Wiwibloggs has launched a new series looking at all the countries currently competing in the Eurovision Song Contest and why we love them — for all the right (and sometimes wrong) reasons. Today we will be looking at the land of gods – magnificent Greece.
Greece’s first appearance at the Eurovision Song Contest was in 1974. They have since provided us with interesting and memorable moments in which traditional Greek elements are being incorporated in modern music. So let’s take a look at ten reasons why we love Greece at Eurovision.
1. They bring the sound of the bouzouki
The bouzouki is one of the most distinctive instruments in Greek music and Greece isn’t afraid to take it to Eurovision. But it wasn’t until 2001 and Antique‘s unforgettable “Die For You” that it was actually appreciated. The song wisely combined the traditional sound with modern pop, resulting in a third-place finish.
2. They use tradition and mythology in their songs
When Greece goes traditional, you can get a full sense and understanding of their culture. This year, Yianna Terzi appeared on stage looking like a Greek goddess. In 1995, Elina Konstantopoulou‘s “Pia Prosefhi” included lyrics in Ancient Greek and other elements from the Greek mythology. Another highlight is Greece’s 1993 entry – “Ellada Xhora tou Fotos” (translated as “Greece the land of lights”) a title that speaks for itself.
3. They were a late bloomer
Despite some very good entries during their first 30 years, it took Greece 31 years to achieve their first (and still last) victory at the Eurovision Song Contest. But things changed and Greece went through a golden age in the 2000s, collecting eight top-ten finishes in a decade.
4. They work their epic language
Greek is an ancient language with a unique sound and mysterious rhythm. Even after the lifting of the national language rule in 1999, Greece still sent songs that were either entirely performed in Greek (“Opa” 2010, “Oniro Mou” 2018) or songs in English with a significant part Greek (“Alcohol is Free” 2013, “Watch my Dance” 2011).
5. They deliver with the choreography
Greek choreography can be hypnotising and is often a key to their success. In the last decade, they’ve demonstrated very powerful and modern choreography in many occasions, for example, Sakis Rouvas’ complex dancing in “This Is Our Night” (2009) and Giorgos Alkiaos and Friends with “Opa” (2010) whose gorgeous dancers left the audience stunned.
6. They are BFFs with Cyprus
As unfair this may seem, Greece’s unbreakable alliance with Cyprus cannot be disregarded. The bonds between the two countries are very strong as can be seen from the regular vote exchanges – usually a mutual douze points. Over the years Greece has given 283 points to Cyprus and received back 324 from it (in the finals only).
7. They gave us one of the weirdest Eurovision entries ever
In 2002, Greece sent a bizarre entry called “S.A.G.A.P.O” sung by Michalis Rakintzis.
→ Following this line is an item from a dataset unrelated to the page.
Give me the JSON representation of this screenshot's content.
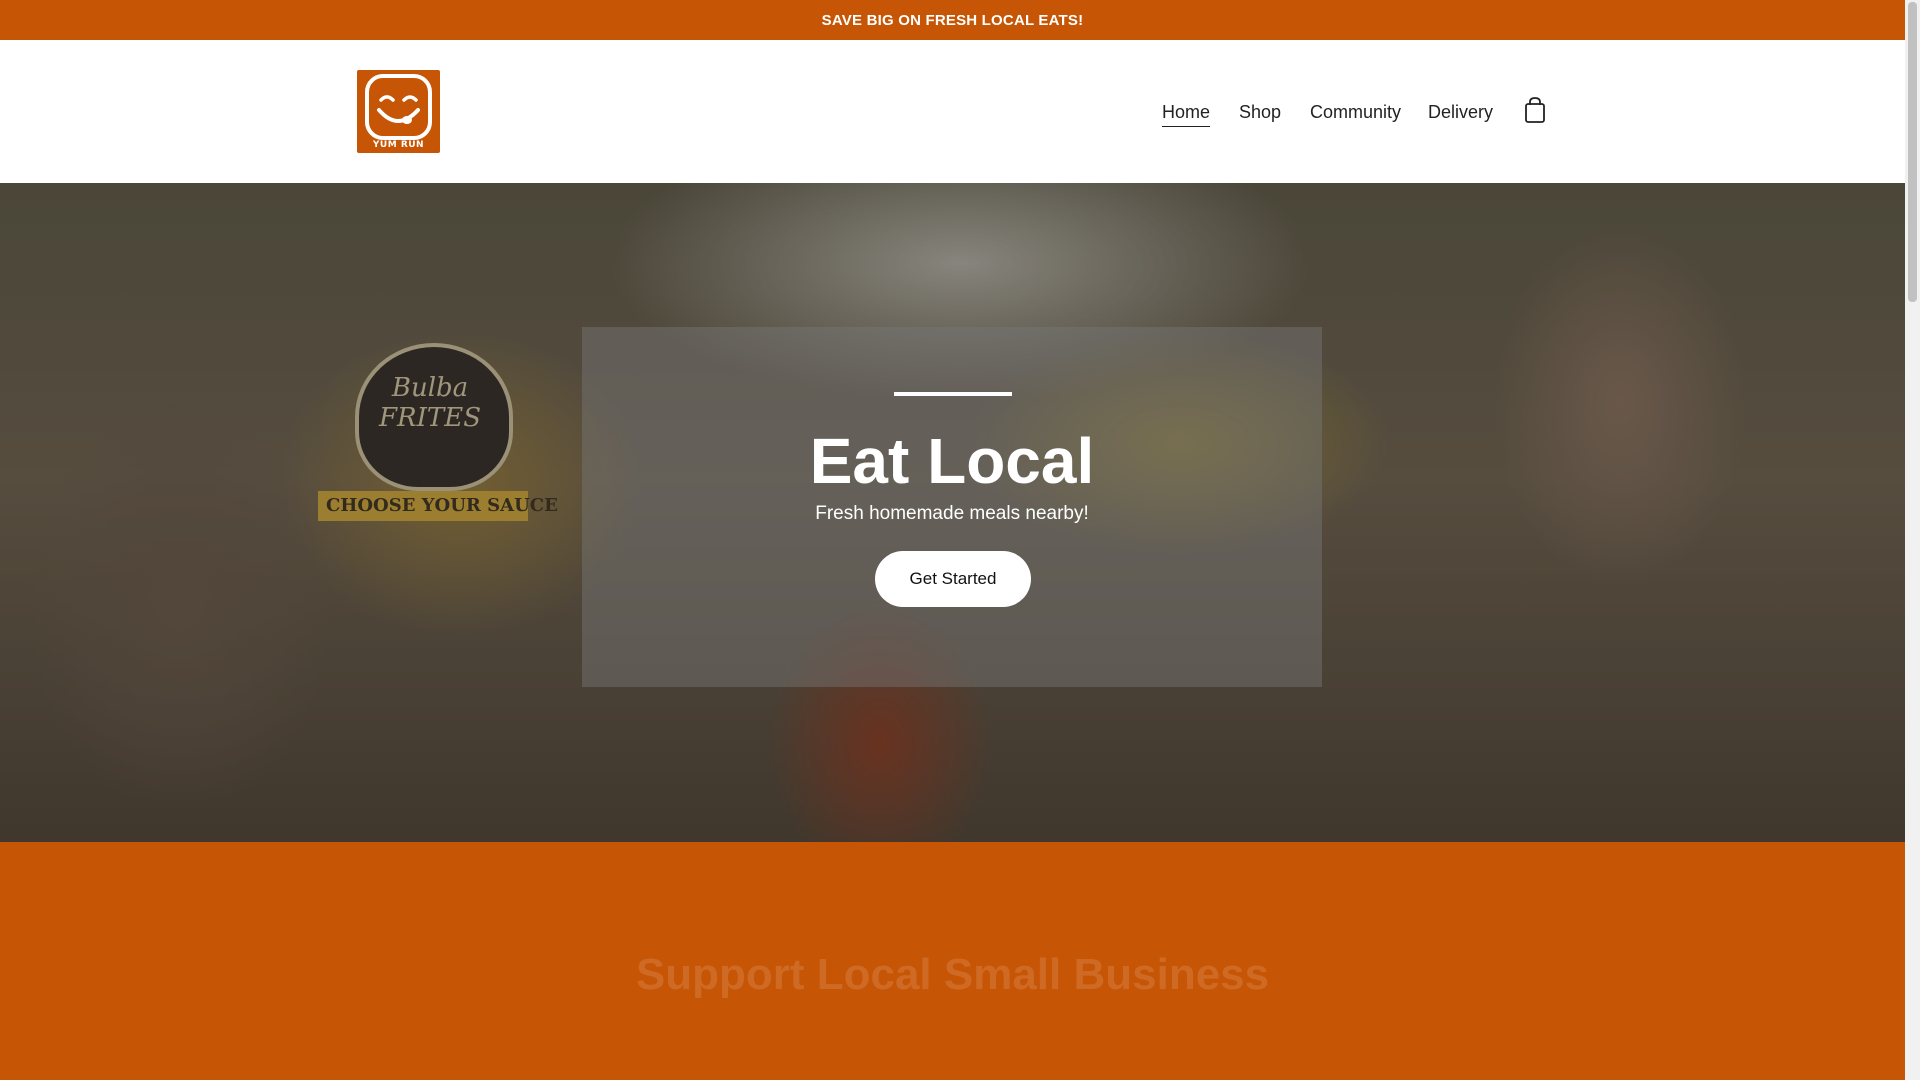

The song wasn’t very successful and finished 17th out of 24, but it provided viewers with interesting and weird highlights such as military-style dance and science fiction costumes.
8. They didn’t give up doing Eurovision during their economic crises
Despite its continuing financial crisis, Greece has never given up participating in Eurovision and kept sending good entries aiming for victory. Since the crunch began in 2008, Greece had sent some of its most iconic acts, and even pondered the monetary value of goods in “Alcohol Is Free”.
9. The double diva action of Helena Paparizou and Anna Vissi
Greece has introduced two of the most incredible divas to Eurovision stage — Helena Paparizou and Anna Vissi. Helena gave Greece two of their best placings ever: third in 2001 with Antique’s “Die for You” and a victory in 2005 with “My Number One”. Anna Vissi debuted in 1980 with “Autostop”, made a sneaky appearance for Cyprus in 1982, but she is best remembered for her appearance on Greek soil with “Everything” when Athens hosted Eurovision in 2006.
10. Their male performers aren’t bad either
What are you favourite moments from Greece at Eurovision? Share your favourites in the comments section below!